This is especially important when you recall what a lame exit Quentin formerly had from Arrow at the end of Season Six. Considering how longstanding a character he was on the show, it was a bit frustrating that Quentin died off-screen from a gunshot wound, without much of a real sense of buildup or drama. This episode finally gives Quentin the victory lap exit that he deserves, with Laurel finally fessing up to exactly how much she came to love her father’s Earth-1 doppelganger, while Oliver finally learned to forgive himself, and accept the fact that there was no saving Quentin when he died a couple of years ago. Having finally realized this, Oliver and Laurel thus wake up in another new destination, with Mia, William, Connor and Diggle all nearby as well. It turns out that all of them have been placed on Lian Yu for Team Arrow’s final pre-Crisis mission, and that’s inevitably going to be detailed during next week’s midseason finale for Arrow proper.

As much as longstanding Arrowverse followers may be tempted to gripe about the fact that the Arrowverse has utilized a time loop plot device before, namely during the third season of Legends of Tomorrow with Zari Tomaz, Arrow found an inspired way to re-tool the idea for itself, and make it feel very emotionally resonant for both Oliver’s and Laurel’s characters. As much as the overall lesson behind accepting the inevitable is rather predictable, “Reset” nonetheless proved to be a clever and emotionally-charged episode of Arrow, while also nicely positioning the bulk of the show’s lead characters on Lian Yu, for next week’s promising midseason finale. Best of all though is the fact that this episode finally gave Quentin Lance a much better, more emotionally gratifying exit from the show, thus fixing one of the biggest issues with Arrow’s rather weak sixth season. All that’s left to explore now is the deadly island that started it all for Team Arrow, where Oliver will have to confront his past one last time, before the battle for the Multiverse’s future immediately follows it.

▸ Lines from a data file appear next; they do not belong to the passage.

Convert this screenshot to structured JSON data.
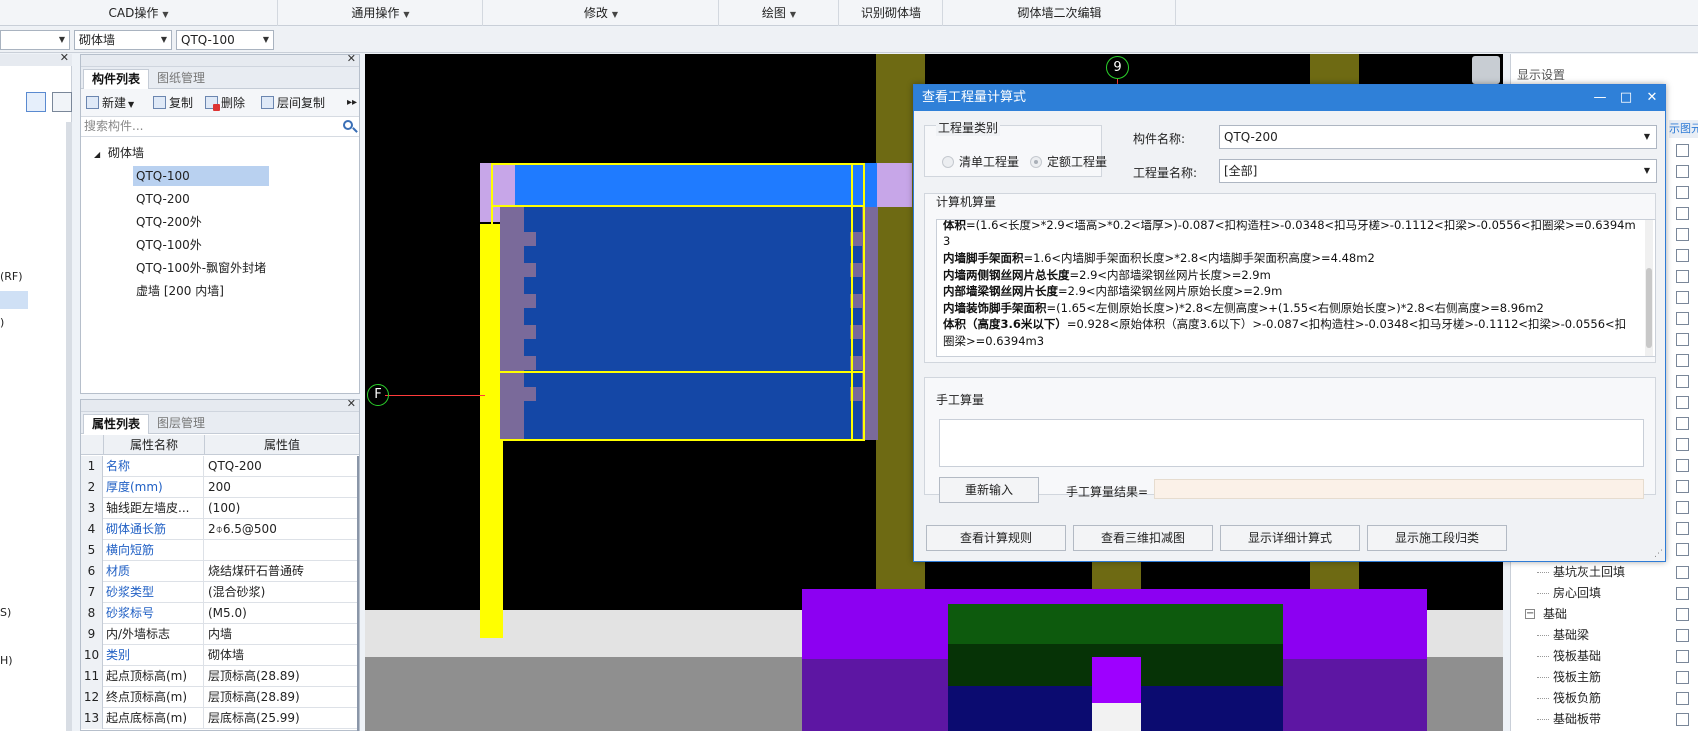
{
  "menubar": {
    "items": [
      {
        "label": "CAD操作",
        "arrow": "▼"
      },
      {
        "label": "通用操作",
        "arrow": "▼"
      },
      {
        "label": "修改",
        "arrow": "▼"
      },
      {
        "label": "绘图",
        "arrow": "▼"
      },
      {
        "label": "识别砌体墙",
        "arrow": ""
      },
      {
        "label": "砌体墙二次编辑",
        "arrow": ""
      }
    ]
  },
  "combos": {
    "first": "",
    "type": "砌体墙",
    "component": "QTQ-100"
  },
  "farleft": {
    "rf_label": "(RF)",
    "paren_label": ")",
    "s_label": "S)",
    "h_label": "H)"
  },
  "component_panel": {
    "tabs": [
      "构件列表",
      "图纸管理"
    ],
    "toolbar": [
      "新建",
      "复制",
      "删除",
      "层间复制"
    ],
    "search_placeholder": "搜索构件...",
    "tree_root": "砌体墙",
    "tree_items": [
      "QTQ-100",
      "QTQ-200",
      "QTQ-200外",
      "QTQ-100外",
      "QTQ-100外-飘窗外封堵",
      "虚墙 [200 内墙]"
    ],
    "selected": "QTQ-100"
  },
  "property_panel": {
    "tabs": [
      "属性列表",
      "图层管理"
    ],
    "headers": {
      "name": "属性名称",
      "value": "属性值"
    },
    "rows": [
      {
        "num": "1",
        "name": "名称",
        "value": "QTQ-200",
        "blue": true
      },
      {
        "num": "2",
        "name": "厚度(mm)",
        "value": "200",
        "blue": true
      },
      {
        "num": "3",
        "name": "轴线距左墙皮...",
        "value": "(100)",
        "blue": false
      },
      {
        "num": "4",
        "name": "砌体通长筋",
        "value": "2⌽6.5@500",
        "blue": true
      },
      {
        "num": "5",
        "name": "横向短筋",
        "value": "",
        "blue": true
      },
      {
        "num": "6",
        "name": "材质",
        "value": "烧结煤矸石普通砖",
        "blue": true
      },
      {
        "num": "7",
        "name": "砂浆类型",
        "value": "(混合砂浆)",
        "blue": true
      },
      {
        "num": "8",
        "name": "砂浆标号",
        "value": "(M5.0)",
        "blue": true
      },
      {
        "num": "9",
        "name": "内/外墙标志",
        "value": "内墙",
        "blue": false
      },
      {
        "num": "10",
        "name": "类别",
        "value": "砌体墙",
        "blue": true
      },
      {
        "num": "11",
        "name": "起点顶标高(m)",
        "value": "层顶标高(28.89)",
        "blue": false
      },
      {
        "num": "12",
        "name": "终点顶标高(m)",
        "value": "层顶标高(28.89)",
        "blue": false
      },
      {
        "num": "13",
        "name": "起点底标高(m)",
        "value": "层底标高(25.99)",
        "blue": false
      }
    ]
  },
  "canvas": {
    "axis_top": "9",
    "axis_left": "F"
  },
  "right_panel": {
    "title": "显示设置",
    "col_label": "示图元",
    "items": [
      {
        "label": "基坑灰土回填",
        "level": 2
      },
      {
        "label": "房心回填",
        "level": 2
      },
      {
        "label": "基础",
        "level": 1
      },
      {
        "label": "基础梁",
        "level": 2
      },
      {
        "label": "筏板基础",
        "level": 2
      },
      {
        "label": "筏板主筋",
        "level": 2
      },
      {
        "label": "筏板负筋",
        "level": 2
      },
      {
        "label": "基础板带",
        "level": 2
      }
    ],
    "expander": "−"
  },
  "dialog": {
    "title": "查看工程量计算式",
    "controls": [
      "—",
      "□",
      "✕"
    ],
    "qty_category_label": "工程量类别",
    "radio_list": "清单工程量",
    "radio_quota": "定额工程量",
    "component_name_label": "构件名称:",
    "component_name_value": "QTQ-200",
    "qty_name_label": "工程量名称:",
    "qty_name_value": "[全部]",
    "computer_calc_label": "计算机算量",
    "calc_lines": [
      {
        "bold": "体积",
        "text": "=(1.6<长度>*2.9<墙高>*0.2<墙厚>)-0.087<扣构造柱>-0.0348<扣马牙槎>-0.1112<扣梁>-0.0556<扣圈梁>=0.6394m"
      },
      {
        "bold": "",
        "text": "3"
      },
      {
        "bold": "内墙脚手架面积",
        "text": "=1.6<内墙脚手架面积长度>*2.8<内墙脚手架面积高度>=4.48m2"
      },
      {
        "bold": "内墙两侧钢丝网片总长度",
        "text": "=2.9<内部墙梁钢丝网片长度>=2.9m"
      },
      {
        "bold": "内部墙梁钢丝网片长度",
        "text": "=2.9<内部墙梁钢丝网片原始长度>=2.9m"
      },
      {
        "bold": "内墙装饰脚手架面积",
        "text": "=(1.65<左侧原始长度>)*2.8<左侧高度>+(1.55<右侧原始长度>)*2.8<右侧高度>=8.96m2"
      },
      {
        "bold": "体积（高度3.6米以下）",
        "text": "=0.928<原始体积（高度3.6以下）>-0.087<扣构造柱>-0.0348<扣马牙槎>-0.1112<扣梁>-0.0556<扣"
      },
      {
        "bold": "",
        "text": "圈梁>=0.6394m3"
      }
    ],
    "manual_calc_label": "手工算量",
    "reenter_button": "重新输入",
    "manual_result_label": "手工算量结果=",
    "bottom_buttons": [
      "查看计算规则",
      "查看三维扣减图",
      "显示详细计算式",
      "显示施工段归类"
    ]
  }
}
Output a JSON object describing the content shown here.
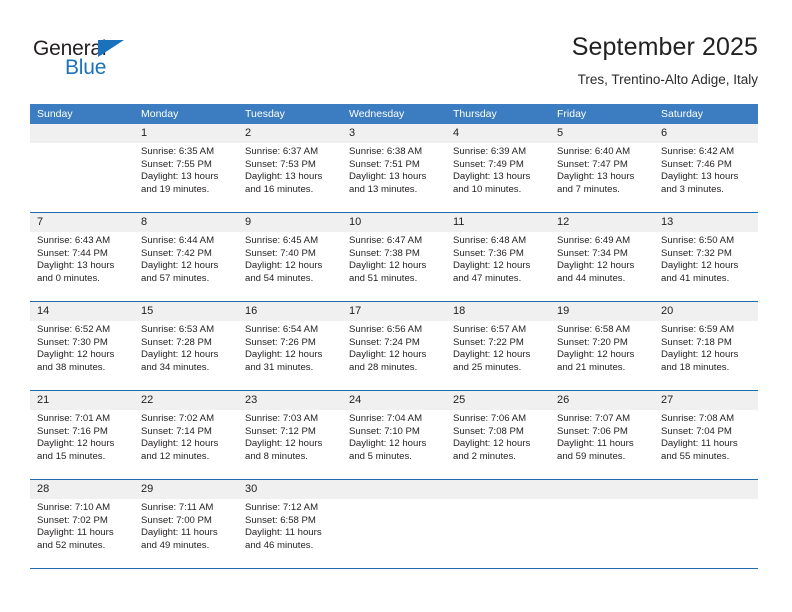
{
  "brand": {
    "name_dark": "General",
    "name_blue": "Blue",
    "accent_color": "#1a72bb",
    "header_color": "#3b7dc0",
    "grid_line_color": "#1f6bb0",
    "day_band_color": "#f0f0f0"
  },
  "header": {
    "title": "September 2025",
    "subtitle": "Tres, Trentino-Alto Adige, Italy"
  },
  "weekdays": [
    "Sunday",
    "Monday",
    "Tuesday",
    "Wednesday",
    "Thursday",
    "Friday",
    "Saturday"
  ],
  "weeks": [
    [
      {
        "day": "",
        "lines": []
      },
      {
        "day": "1",
        "lines": [
          "Sunrise: 6:35 AM",
          "Sunset: 7:55 PM",
          "Daylight: 13 hours",
          "and 19 minutes."
        ]
      },
      {
        "day": "2",
        "lines": [
          "Sunrise: 6:37 AM",
          "Sunset: 7:53 PM",
          "Daylight: 13 hours",
          "and 16 minutes."
        ]
      },
      {
        "day": "3",
        "lines": [
          "Sunrise: 6:38 AM",
          "Sunset: 7:51 PM",
          "Daylight: 13 hours",
          "and 13 minutes."
        ]
      },
      {
        "day": "4",
        "lines": [
          "Sunrise: 6:39 AM",
          "Sunset: 7:49 PM",
          "Daylight: 13 hours",
          "and 10 minutes."
        ]
      },
      {
        "day": "5",
        "lines": [
          "Sunrise: 6:40 AM",
          "Sunset: 7:47 PM",
          "Daylight: 13 hours",
          "and 7 minutes."
        ]
      },
      {
        "day": "6",
        "lines": [
          "Sunrise: 6:42 AM",
          "Sunset: 7:46 PM",
          "Daylight: 13 hours",
          "and 3 minutes."
        ]
      }
    ],
    [
      {
        "day": "7",
        "lines": [
          "Sunrise: 6:43 AM",
          "Sunset: 7:44 PM",
          "Daylight: 13 hours",
          "and 0 minutes."
        ]
      },
      {
        "day": "8",
        "lines": [
          "Sunrise: 6:44 AM",
          "Sunset: 7:42 PM",
          "Daylight: 12 hours",
          "and 57 minutes."
        ]
      },
      {
        "day": "9",
        "lines": [
          "Sunrise: 6:45 AM",
          "Sunset: 7:40 PM",
          "Daylight: 12 hours",
          "and 54 minutes."
        ]
      },
      {
        "day": "10",
        "lines": [
          "Sunrise: 6:47 AM",
          "Sunset: 7:38 PM",
          "Daylight: 12 hours",
          "and 51 minutes."
        ]
      },
      {
        "day": "11",
        "lines": [
          "Sunrise: 6:48 AM",
          "Sunset: 7:36 PM",
          "Daylight: 12 hours",
          "and 47 minutes."
        ]
      },
      {
        "day": "12",
        "lines": [
          "Sunrise: 6:49 AM",
          "Sunset: 7:34 PM",
          "Daylight: 12 hours",
          "and 44 minutes."
        ]
      },
      {
        "day": "13",
        "lines": [
          "Sunrise: 6:50 AM",
          "Sunset: 7:32 PM",
          "Daylight: 12 hours",
          "and 41 minutes."
        ]
      }
    ],
    [
      {
        "day": "14",
        "lines": [
          "Sunrise: 6:52 AM",
          "Sunset: 7:30 PM",
          "Daylight: 12 hours",
          "and 38 minutes."
        ]
      },
      {
        "day": "15",
        "lines": [
          "Sunrise: 6:53 AM",
          "Sunset: 7:28 PM",
          "Daylight: 12 hours",
          "and 34 minutes."
        ]
      },
      {
        "day": "16",
        "lines": [
          "Sunrise: 6:54 AM",
          "Sunset: 7:26 PM",
          "Daylight: 12 hours",
          "and 31 minutes."
        ]
      },
      {
        "day": "17",
        "lines": [
          "Sunrise: 6:56 AM",
          "Sunset: 7:24 PM",
          "Daylight: 12 hours",
          "and 28 minutes."
        ]
      },
      {
        "day": "18",
        "lines": [
          "Sunrise: 6:57 AM",
          "Sunset: 7:22 PM",
          "Daylight: 12 hours",
          "and 25 minutes."
        ]
      },
      {
        "day": "19",
        "lines": [
          "Sunrise: 6:58 AM",
          "Sunset: 7:20 PM",
          "Daylight: 12 hours",
          "and 21 minutes."
        ]
      },
      {
        "day": "20",
        "lines": [
          "Sunrise: 6:59 AM",
          "Sunset: 7:18 PM",
          "Daylight: 12 hours",
          "and 18 minutes."
        ]
      }
    ],
    [
      {
        "day": "21",
        "lines": [
          "Sunrise: 7:01 AM",
          "Sunset: 7:16 PM",
          "Daylight: 12 hours",
          "and 15 minutes."
        ]
      },
      {
        "day": "22",
        "lines": [
          "Sunrise: 7:02 AM",
          "Sunset: 7:14 PM",
          "Daylight: 12 hours",
          "and 12 minutes."
        ]
      },
      {
        "day": "23",
        "lines": [
          "Sunrise: 7:03 AM",
          "Sunset: 7:12 PM",
          "Daylight: 12 hours",
          "and 8 minutes."
        ]
      },
      {
        "day": "24",
        "lines": [
          "Sunrise: 7:04 AM",
          "Sunset: 7:10 PM",
          "Daylight: 12 hours",
          "and 5 minutes."
        ]
      },
      {
        "day": "25",
        "lines": [
          "Sunrise: 7:06 AM",
          "Sunset: 7:08 PM",
          "Daylight: 12 hours",
          "and 2 minutes."
        ]
      },
      {
        "day": "26",
        "lines": [
          "Sunrise: 7:07 AM",
          "Sunset: 7:06 PM",
          "Daylight: 11 hours",
          "and 59 minutes."
        ]
      },
      {
        "day": "27",
        "lines": [
          "Sunrise: 7:08 AM",
          "Sunset: 7:04 PM",
          "Daylight: 11 hours",
          "and 55 minutes."
        ]
      }
    ],
    [
      {
        "day": "28",
        "lines": [
          "Sunrise: 7:10 AM",
          "Sunset: 7:02 PM",
          "Daylight: 11 hours",
          "and 52 minutes."
        ]
      },
      {
        "day": "29",
        "lines": [
          "Sunrise: 7:11 AM",
          "Sunset: 7:00 PM",
          "Daylight: 11 hours",
          "and 49 minutes."
        ]
      },
      {
        "day": "30",
        "lines": [
          "Sunrise: 7:12 AM",
          "Sunset: 6:58 PM",
          "Daylight: 11 hours",
          "and 46 minutes."
        ]
      },
      {
        "day": "",
        "lines": []
      },
      {
        "day": "",
        "lines": []
      },
      {
        "day": "",
        "lines": []
      },
      {
        "day": "",
        "lines": []
      }
    ]
  ]
}
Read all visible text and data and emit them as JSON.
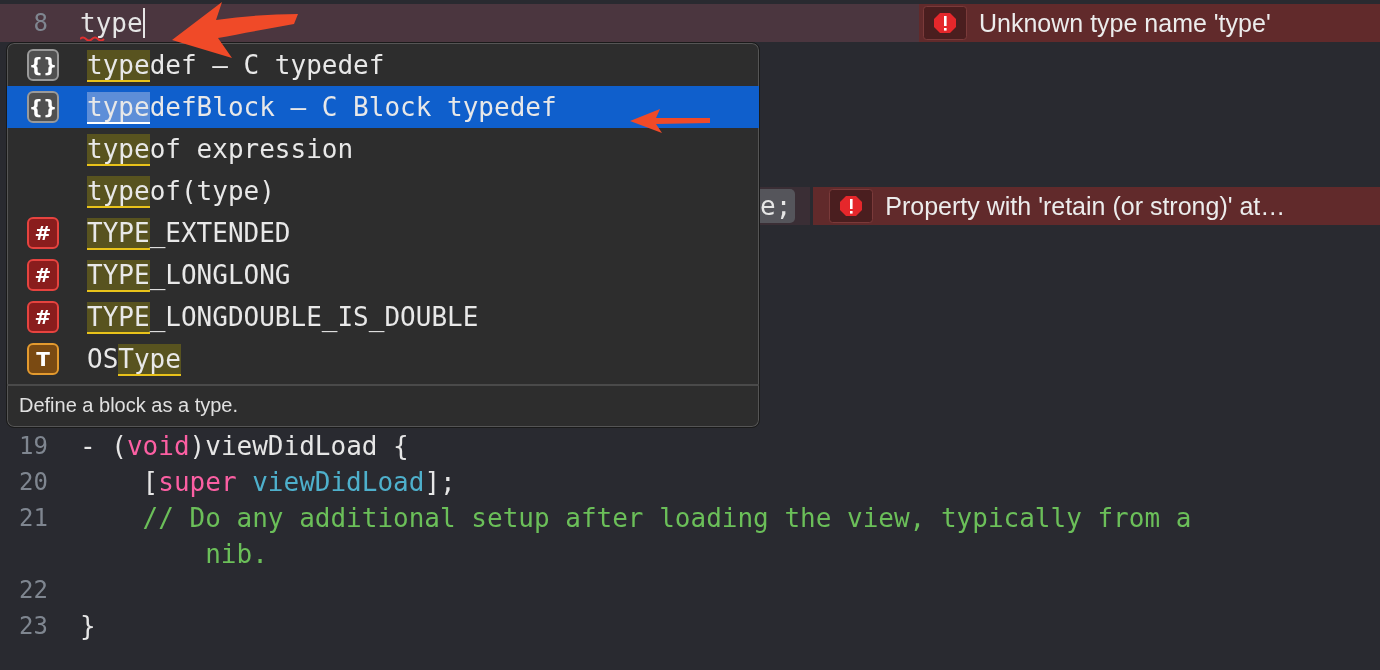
{
  "editor": {
    "error_line": {
      "number": "8",
      "segments": [
        {
          "text": "type",
          "kind": "plain"
        }
      ],
      "squiggle": true,
      "cursor": true,
      "message": "Unknown type name 'type'"
    },
    "completion": {
      "items": [
        {
          "icon": {
            "kind": "snippet",
            "glyph": "{}"
          },
          "selected": false,
          "parts": [
            {
              "text": "type",
              "match": true
            },
            {
              "text": "def – C typedef",
              "match": false
            }
          ]
        },
        {
          "icon": {
            "kind": "snippet",
            "glyph": "{}"
          },
          "selected": true,
          "parts": [
            {
              "text": "type",
              "match": true
            },
            {
              "text": "defBlock – C Block typedef",
              "match": false
            }
          ]
        },
        {
          "selected": false,
          "parts": [
            {
              "text": "type",
              "match": true
            },
            {
              "text": "of expression",
              "match": false
            }
          ]
        },
        {
          "selected": false,
          "parts": [
            {
              "text": "type",
              "match": true
            },
            {
              "text": "of(type)",
              "match": false
            }
          ]
        },
        {
          "icon": {
            "kind": "macro",
            "glyph": "#"
          },
          "selected": false,
          "parts": [
            {
              "text": "TYPE",
              "match": true
            },
            {
              "text": "_EXTENDED",
              "match": false
            }
          ]
        },
        {
          "icon": {
            "kind": "macro",
            "glyph": "#"
          },
          "selected": false,
          "parts": [
            {
              "text": "TYPE",
              "match": true
            },
            {
              "text": "_LONGLONG",
              "match": false
            }
          ]
        },
        {
          "icon": {
            "kind": "macro",
            "glyph": "#"
          },
          "selected": false,
          "parts": [
            {
              "text": "TYPE",
              "match": true
            },
            {
              "text": "_LONGDOUBLE_IS_DOUBLE",
              "match": false
            }
          ]
        },
        {
          "icon": {
            "kind": "type",
            "glyph": "T"
          },
          "selected": false,
          "parts": [
            {
              "text": "OS",
              "match": false
            },
            {
              "text": "Type",
              "match": true
            }
          ]
        }
      ],
      "description": "Define a block as a type."
    },
    "side_line": {
      "segments": [
        {
          "text": "e;",
          "kind": "plain"
        }
      ],
      "message": "Property with 'retain (or strong)' at…"
    },
    "lines": [
      {
        "number": "19",
        "segments": [
          {
            "text": "- (",
            "kind": "plain"
          },
          {
            "text": "void",
            "kind": "keyword"
          },
          {
            "text": ")viewDidLoad {",
            "kind": "plain"
          }
        ],
        "children": [
          {
            "number": "20",
            "segments": [
              {
                "text": "[",
                "kind": "plain"
              },
              {
                "text": "super",
                "kind": "keyword"
              },
              {
                "text": " viewDidLoad",
                "kind": "method"
              },
              {
                "text": "];",
                "kind": "plain"
              }
            ]
          },
          {
            "number": "21",
            "segments": [
              {
                "text": "// Do any additional setup after loading the view, typically from a",
                "kind": "comment"
              }
            ],
            "children": [
              {
                "segments": [
                  {
                    "text": "nib.",
                    "kind": "comment"
                  }
                ]
              }
            ]
          }
        ]
      },
      {
        "number": "22"
      },
      {
        "number": "23",
        "segments": [
          {
            "text": "}",
            "kind": "plain"
          }
        ]
      }
    ]
  }
}
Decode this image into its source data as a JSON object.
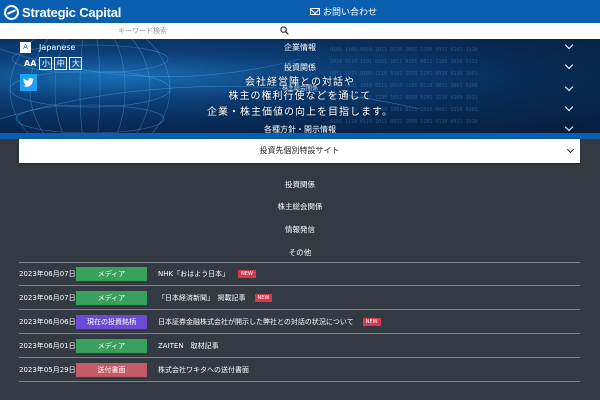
{
  "header": {
    "logo": "Strategic Capital",
    "contact_label": "お問い合わせ",
    "contact_icon": "mail-icon",
    "brand_color": "#0a5fb0"
  },
  "search": {
    "placeholder": "キーワード検索",
    "value": ""
  },
  "language": {
    "label": "Japanese"
  },
  "font_size": {
    "icon": "AA",
    "options": [
      "小",
      "中",
      "大"
    ]
  },
  "hero": {
    "lines": [
      "会社経営陣との対話や",
      "株主の権利行使などを通じて",
      "企業・株主価値の向上を目指します。"
    ]
  },
  "nav": {
    "items": [
      "企業情報",
      "投資関係",
      "株主総会関係",
      "各種方針・開示情報"
    ]
  },
  "dropdown": {
    "label": "投資先個別特設サイト"
  },
  "sublinks": [
    "投資関係",
    "株主総会関係",
    "情報発信",
    "その他"
  ],
  "news": [
    {
      "date": "2023年06月07日",
      "tag": "メディア",
      "tag_type": "media",
      "title": "NHK「おはよう日本」",
      "new": "NEW"
    },
    {
      "date": "2023年06月07日",
      "tag": "メディア",
      "tag_type": "media",
      "title": "「日本経済新聞」　掲載記事",
      "new": "NEW"
    },
    {
      "date": "2023年06月06日",
      "tag": "現在の投資銘柄",
      "tag_type": "invest",
      "title": "日本証券金融株式会社が開示した弊社との対話の状況について",
      "new": "NEW"
    },
    {
      "date": "2023年06月01日",
      "tag": "メディア",
      "tag_type": "media",
      "title": "ZAITEN　取材記事",
      "new": ""
    },
    {
      "date": "2023年05月29日",
      "tag": "送付書面",
      "tag_type": "letter",
      "title": "株式会社ワキタへの送付書面",
      "new": ""
    }
  ]
}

Arrow 8.6: "Reset" Review
Arrow reunites Oliver and Laurel with the fallen Quentin Lance in a devious time loop throughout, "Reset", an emotional and thrilling episode that finally gives Lance the exit he deserves.
THE GOOD STUFF
  • Cleverly executed time loop hook
  • Laurel finally giving Quentin a proper farewell
  • Oliver having to resign himself to fate
THE NOT-SO-GOOD STUFF
  • The purpose of the time loop is rather predictable
87%Overall Score
Reader Rating: (0 Votes)
0%

About The Author

Senior Editor

Brent Botsford has reviewed video games, movies and television for over a decade. He is also a Twitch Affiliate at twitch.tv/venuszen , presenting new, retro and independent games as the, "Sixth-Handsomest Gamer on the Internet', VenusZen, flexing his personality with comedy, heart and just that right dose of sex appeal.

Related Posts

Leave a Reply

Your email address will not be published.